  3. Restarts the mongod process running on the node in replSet mode.

After the secondary nodes are updated, Automation:

  1. Steps the primary down using the rs.stepDown() command.
  2. Triggers an election for a new primary node.
  3. Performs the maintenance task on the former primary node.
  4. Restarts the mongod process running on the former primary node in replSet mode to join the cluster as a secondary node.

In Ops Manager, Automation performs rolling restarts on cluster nodes for maintenance tasks, including the following:

  • Rotating KMIP keys.
  • Rotating keyfiles.
  • Changing mongod configuration arguments.
  • Upgrading or downgrading TLS, auth, or clusterAuth mode.
  • Changing the MongoDB version.
  • Changing the oplog size.
  • Changing the name of a replica set.
  • Removing a process from a replica set.
  • Cancelling a restore from backup.
  • Enabling the Profiler
  • Shutting down an agent if it is still bound to a server pool.

How many Automations do I need?

To use Automation, you must have an agent running on every host where a managed MongoDB instance runs.

Is any MongoDB data transferred by the Automation?

Agents do not transmit any data records from a MongoDB deployment. The agents only communicate deployment configuration information and MongoDB logs.

Will Ops Manager handle failures during an upgrade?

Generally speaking, yes. The design of the management and automation components of Ops Manager do not account for all possible failures; however the architecture of the system can work around many types of failures.

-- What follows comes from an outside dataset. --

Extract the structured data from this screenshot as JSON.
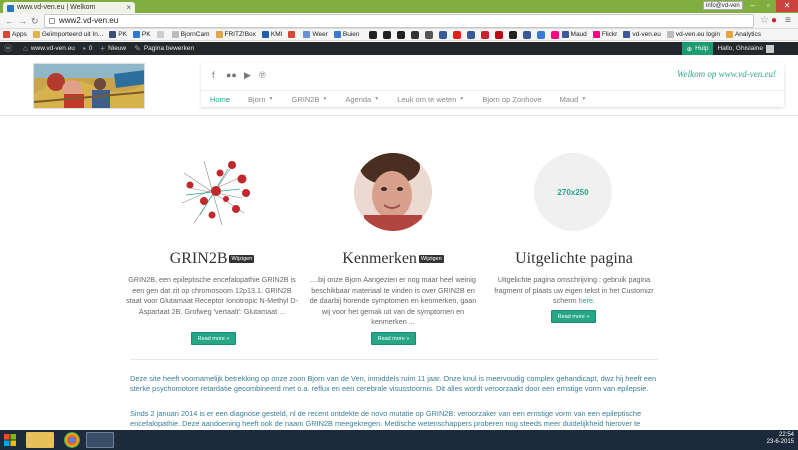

What types of deployment can I create in Ops Manager?

Using Ops Manager, you can configure all MongoDB deployment types: sharded clusters, replica sets, and standalones.

The shards in a sharded cluster must be replica sets. That is, a shard cannot be a standalone mongod. If you must run a shard as a single mongod (which provides no redundancy or failover), run the shard as a single-member replica set.

Note

You may not upgrade a sharded MongoDB deployment to version 3.4 if the deployment uses mirrored mongod instances as config servers. To allow the sharded deployment to be upgraded, see Convert Config Servers to a Replica Set. The conversion requires that the sharded deployment run MongoDB version 3.2.4 or later. Deployments running previous versions must upgrade to version 3.2.4 before an upgrade to version 3.4.